Tag Archives: Google AI Lab

The Google-Martinis Chip Will Perform Quantum Annealing

Ever since the news that John M. Martinis will join Google to develop a chip based on the work that has been performed at UCSB, speculations abound as to what kind of quantum architecture this chip will implement.  According to this report, it is clear now that it will be adiabatic quantum computing:

But examining the D-Wave results led to the Google partnership. D-Wave uses a process called quantum annealing. Annealing translates the problem into a set of peaks and valleys, and uses a property called quantum tunneling to drill though the hills to find the lowest valley. The approach limits the device to solving certain kinds of optimization problems rather than being a generalized computer, but it could also speed up progress toward a commercial machine. Martinis was intrigued by what might be possible if the group combined some of the annealing in the D-Wave machine with his own group's advances in error correction and coherence time.
"There are some indications they're not going to get a quantum speed up, and there are some indications they are. It's still kind of an open question, but it's definitely an interesting question," Martinis said. "Looking at that, we decided it would be really interesting to start another hardware approach, looking at the quantum annealer but basing it on our fabrication technology, where we have qubits with very long memory times."

This leads to the next question: Will this Google chip be indeed similarly restricted to implementing the Ising model like D-Wave, or strive for more universal adiabatic quantum computation? The later has theoretically been shown to be computationally equivalent to gate based QC. It seems odd to just aim for a marginal improvement of the existing architecture as this article implicates.

At any rate, D-Wave may retain the lead in qubit numbers for the foreseeable future if it sticks to no, or less costly, error correction schemes (leaving it to the coders to create their own). It will be interesting to eventually compare which approach will offer more practical benefits.

About that Google Quantum Chip

In light of the recent news that John Martinis is joining Google, it is worthwhile to check out this Google talk from last year:

It is an hour long talk but very informative. John Martinis does an excellent job at explaining, in very simple terms, how hardware-based surface code error correction works.

Throughout the talk he uses the Gate model formalism.  Hence it is quite natural to assume that this is what the Google chip will aim for. This is certainly reinforced by the fact that other publications, such as from the IEEE, have also drawn a stark contrast between the Martinis approach, and D-Wave's quantum annealing architecture. This is certainly how I interpreted the news as well.

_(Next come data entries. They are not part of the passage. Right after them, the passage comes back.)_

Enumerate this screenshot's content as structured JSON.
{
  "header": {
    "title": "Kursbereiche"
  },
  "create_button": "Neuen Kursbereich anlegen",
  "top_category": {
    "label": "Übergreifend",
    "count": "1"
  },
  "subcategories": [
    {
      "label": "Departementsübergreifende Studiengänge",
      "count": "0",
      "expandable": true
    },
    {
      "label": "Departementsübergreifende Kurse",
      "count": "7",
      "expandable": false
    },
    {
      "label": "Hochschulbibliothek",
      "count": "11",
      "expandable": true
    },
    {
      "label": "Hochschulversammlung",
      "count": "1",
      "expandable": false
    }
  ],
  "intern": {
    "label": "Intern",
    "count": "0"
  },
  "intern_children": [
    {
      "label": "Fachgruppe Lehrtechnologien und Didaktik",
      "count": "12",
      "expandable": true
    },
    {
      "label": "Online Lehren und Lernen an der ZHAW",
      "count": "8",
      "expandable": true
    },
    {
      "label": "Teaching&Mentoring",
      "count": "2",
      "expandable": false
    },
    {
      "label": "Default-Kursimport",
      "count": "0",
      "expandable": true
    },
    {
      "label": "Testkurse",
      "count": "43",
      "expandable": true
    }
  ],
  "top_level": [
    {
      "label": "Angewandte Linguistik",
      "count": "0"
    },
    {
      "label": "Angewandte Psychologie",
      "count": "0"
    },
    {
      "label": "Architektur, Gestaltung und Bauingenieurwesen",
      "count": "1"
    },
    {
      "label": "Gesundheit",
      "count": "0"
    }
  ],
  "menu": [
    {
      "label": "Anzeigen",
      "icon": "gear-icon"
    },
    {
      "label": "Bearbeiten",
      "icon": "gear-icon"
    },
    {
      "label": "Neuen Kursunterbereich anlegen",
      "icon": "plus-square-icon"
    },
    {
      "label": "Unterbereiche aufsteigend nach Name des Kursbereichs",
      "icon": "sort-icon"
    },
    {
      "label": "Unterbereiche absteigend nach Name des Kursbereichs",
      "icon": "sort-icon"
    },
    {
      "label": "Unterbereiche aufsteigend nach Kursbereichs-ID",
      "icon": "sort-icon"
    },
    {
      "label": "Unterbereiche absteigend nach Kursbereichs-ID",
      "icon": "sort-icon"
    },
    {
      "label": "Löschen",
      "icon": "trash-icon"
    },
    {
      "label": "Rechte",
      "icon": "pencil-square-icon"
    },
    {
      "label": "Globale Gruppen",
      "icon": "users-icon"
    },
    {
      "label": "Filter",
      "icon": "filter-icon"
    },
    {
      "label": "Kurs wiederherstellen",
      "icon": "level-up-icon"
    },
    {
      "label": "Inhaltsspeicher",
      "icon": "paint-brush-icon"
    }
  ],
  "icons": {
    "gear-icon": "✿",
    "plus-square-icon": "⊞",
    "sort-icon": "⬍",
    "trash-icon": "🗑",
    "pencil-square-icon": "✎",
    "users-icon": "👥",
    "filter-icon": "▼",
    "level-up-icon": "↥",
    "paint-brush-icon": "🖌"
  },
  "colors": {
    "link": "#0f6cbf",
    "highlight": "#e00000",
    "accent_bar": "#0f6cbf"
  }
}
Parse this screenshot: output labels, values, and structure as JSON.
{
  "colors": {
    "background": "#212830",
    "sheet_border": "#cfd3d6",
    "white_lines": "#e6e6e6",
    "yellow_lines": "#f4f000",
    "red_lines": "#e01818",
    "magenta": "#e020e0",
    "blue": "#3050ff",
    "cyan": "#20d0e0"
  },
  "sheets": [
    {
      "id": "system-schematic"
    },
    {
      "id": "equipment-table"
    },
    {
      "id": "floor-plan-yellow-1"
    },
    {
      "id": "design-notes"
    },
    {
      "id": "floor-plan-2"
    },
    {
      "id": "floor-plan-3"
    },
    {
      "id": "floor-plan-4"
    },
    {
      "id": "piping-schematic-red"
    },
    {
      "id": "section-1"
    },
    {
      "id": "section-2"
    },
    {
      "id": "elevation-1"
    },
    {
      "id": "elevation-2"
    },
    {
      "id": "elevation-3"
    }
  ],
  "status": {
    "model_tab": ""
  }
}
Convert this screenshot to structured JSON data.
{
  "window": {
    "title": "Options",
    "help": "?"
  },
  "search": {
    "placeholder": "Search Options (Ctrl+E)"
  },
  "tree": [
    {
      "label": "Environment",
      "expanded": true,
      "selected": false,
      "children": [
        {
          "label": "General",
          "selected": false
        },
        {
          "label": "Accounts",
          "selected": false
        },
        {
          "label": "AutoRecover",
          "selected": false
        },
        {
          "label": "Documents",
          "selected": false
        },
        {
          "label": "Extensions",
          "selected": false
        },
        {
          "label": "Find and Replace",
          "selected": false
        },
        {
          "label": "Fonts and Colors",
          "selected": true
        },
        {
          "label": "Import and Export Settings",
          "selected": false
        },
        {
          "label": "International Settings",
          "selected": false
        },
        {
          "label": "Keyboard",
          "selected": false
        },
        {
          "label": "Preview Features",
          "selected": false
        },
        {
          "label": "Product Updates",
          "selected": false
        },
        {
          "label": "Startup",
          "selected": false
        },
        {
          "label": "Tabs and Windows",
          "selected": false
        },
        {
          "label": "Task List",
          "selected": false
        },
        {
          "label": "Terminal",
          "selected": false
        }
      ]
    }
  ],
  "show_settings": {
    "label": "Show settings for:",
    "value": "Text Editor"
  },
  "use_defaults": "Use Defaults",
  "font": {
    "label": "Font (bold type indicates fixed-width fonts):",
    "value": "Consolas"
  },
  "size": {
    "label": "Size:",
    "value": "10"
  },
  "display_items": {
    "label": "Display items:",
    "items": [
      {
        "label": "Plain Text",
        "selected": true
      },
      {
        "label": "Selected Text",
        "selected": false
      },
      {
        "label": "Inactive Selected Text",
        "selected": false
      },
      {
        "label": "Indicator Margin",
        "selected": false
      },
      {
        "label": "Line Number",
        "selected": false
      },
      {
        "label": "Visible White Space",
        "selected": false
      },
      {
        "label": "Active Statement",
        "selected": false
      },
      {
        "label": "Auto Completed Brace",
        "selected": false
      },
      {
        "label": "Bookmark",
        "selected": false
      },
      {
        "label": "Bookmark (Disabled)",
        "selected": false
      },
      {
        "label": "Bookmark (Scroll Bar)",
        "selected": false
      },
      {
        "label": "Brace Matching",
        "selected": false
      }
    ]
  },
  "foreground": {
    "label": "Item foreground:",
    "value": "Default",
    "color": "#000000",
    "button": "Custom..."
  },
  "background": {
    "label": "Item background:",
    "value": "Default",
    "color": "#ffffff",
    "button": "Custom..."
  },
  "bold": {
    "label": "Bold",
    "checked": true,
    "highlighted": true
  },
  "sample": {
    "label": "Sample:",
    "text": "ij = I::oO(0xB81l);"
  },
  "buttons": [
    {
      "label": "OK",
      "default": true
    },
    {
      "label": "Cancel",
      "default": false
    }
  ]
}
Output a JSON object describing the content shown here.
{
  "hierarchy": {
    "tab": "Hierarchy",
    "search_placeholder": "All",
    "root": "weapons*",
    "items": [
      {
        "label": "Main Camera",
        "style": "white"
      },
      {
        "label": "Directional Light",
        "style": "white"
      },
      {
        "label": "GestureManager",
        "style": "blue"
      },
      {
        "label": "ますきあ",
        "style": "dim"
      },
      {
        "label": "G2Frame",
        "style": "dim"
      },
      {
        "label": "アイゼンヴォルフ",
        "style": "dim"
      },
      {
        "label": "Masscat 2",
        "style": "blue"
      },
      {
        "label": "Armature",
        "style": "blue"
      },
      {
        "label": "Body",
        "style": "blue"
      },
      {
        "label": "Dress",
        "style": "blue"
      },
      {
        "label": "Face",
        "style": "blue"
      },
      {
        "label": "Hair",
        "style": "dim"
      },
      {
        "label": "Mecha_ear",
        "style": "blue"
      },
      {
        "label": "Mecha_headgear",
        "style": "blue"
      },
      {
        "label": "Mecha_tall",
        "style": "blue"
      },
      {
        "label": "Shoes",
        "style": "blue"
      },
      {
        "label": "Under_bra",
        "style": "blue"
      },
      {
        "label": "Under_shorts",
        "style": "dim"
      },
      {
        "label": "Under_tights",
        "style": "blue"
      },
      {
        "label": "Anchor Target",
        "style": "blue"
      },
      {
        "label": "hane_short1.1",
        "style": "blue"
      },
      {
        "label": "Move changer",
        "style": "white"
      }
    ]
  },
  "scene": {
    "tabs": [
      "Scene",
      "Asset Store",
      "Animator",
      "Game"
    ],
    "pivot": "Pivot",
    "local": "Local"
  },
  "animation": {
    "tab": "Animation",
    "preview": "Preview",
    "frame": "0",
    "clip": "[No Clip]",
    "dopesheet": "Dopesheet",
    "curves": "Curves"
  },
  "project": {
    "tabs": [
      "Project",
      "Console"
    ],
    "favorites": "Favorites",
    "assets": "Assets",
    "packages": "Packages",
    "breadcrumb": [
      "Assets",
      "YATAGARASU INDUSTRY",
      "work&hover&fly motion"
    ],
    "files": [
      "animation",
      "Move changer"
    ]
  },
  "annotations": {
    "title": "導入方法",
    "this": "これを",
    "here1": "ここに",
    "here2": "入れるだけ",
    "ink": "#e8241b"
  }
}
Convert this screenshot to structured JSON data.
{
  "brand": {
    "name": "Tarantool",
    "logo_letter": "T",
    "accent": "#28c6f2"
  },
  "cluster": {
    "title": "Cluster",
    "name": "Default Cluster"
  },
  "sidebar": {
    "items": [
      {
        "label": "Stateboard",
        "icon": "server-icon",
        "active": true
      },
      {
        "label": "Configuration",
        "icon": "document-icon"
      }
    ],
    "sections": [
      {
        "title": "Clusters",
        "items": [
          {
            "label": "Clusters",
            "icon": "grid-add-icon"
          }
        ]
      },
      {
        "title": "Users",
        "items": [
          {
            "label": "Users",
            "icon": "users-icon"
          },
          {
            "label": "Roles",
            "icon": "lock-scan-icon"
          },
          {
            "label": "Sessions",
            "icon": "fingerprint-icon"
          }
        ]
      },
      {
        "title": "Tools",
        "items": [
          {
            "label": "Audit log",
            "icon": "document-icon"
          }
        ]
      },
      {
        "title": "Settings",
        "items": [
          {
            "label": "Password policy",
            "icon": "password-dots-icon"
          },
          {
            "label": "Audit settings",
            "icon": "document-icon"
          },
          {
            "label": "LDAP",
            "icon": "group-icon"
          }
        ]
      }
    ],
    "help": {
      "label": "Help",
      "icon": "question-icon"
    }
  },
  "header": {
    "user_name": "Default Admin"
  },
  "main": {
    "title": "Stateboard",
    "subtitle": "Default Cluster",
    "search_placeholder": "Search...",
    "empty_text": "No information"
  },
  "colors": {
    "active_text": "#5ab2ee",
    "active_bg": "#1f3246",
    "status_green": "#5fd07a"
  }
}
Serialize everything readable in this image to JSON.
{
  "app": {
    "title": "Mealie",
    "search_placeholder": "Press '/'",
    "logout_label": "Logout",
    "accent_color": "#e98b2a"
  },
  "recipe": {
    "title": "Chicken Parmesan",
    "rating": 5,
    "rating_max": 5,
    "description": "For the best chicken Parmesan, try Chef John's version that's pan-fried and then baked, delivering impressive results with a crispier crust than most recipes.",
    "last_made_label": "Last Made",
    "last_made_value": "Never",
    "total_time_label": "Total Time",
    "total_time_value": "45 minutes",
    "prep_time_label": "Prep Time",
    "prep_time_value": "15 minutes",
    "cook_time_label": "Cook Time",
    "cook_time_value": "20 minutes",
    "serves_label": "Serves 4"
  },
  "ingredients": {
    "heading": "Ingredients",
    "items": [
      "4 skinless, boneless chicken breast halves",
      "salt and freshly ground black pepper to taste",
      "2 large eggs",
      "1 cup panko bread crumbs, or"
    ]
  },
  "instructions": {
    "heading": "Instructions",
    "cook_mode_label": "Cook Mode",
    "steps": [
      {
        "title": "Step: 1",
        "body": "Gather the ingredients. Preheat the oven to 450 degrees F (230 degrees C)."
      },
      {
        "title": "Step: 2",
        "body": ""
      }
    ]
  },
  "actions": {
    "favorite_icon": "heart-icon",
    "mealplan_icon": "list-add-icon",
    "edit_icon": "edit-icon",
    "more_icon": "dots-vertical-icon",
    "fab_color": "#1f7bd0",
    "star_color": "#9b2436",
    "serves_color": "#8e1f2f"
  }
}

But on second thought, and careful parsing of the press releases, the case is not as clear cut. For instance, Technology Review quotes Martinis in this fashion:

“We would like to rethink the design and make the qubits in a different way,” says Martinis of his effort to improve on D-Wave’s hardware. “We think there’s an opportunity in the way we build our qubits to improve the machine.”

This sounds more like Martinis wants to build a quantum annealing chip based on his logical, error corrected qubits.  From an engineering stand-point this would make sense, as this should be easier to achieve than a fully universal gate-based architecture, and it will address the key complaint that I heard from developers programming the D-Wave chip i.e. that they really would like to see error correction implemented on the chip.

On the other hand, in light of Martinis presentation, I presume that he will regard such an architecture simply as another stepping stone towards universal quantum computation.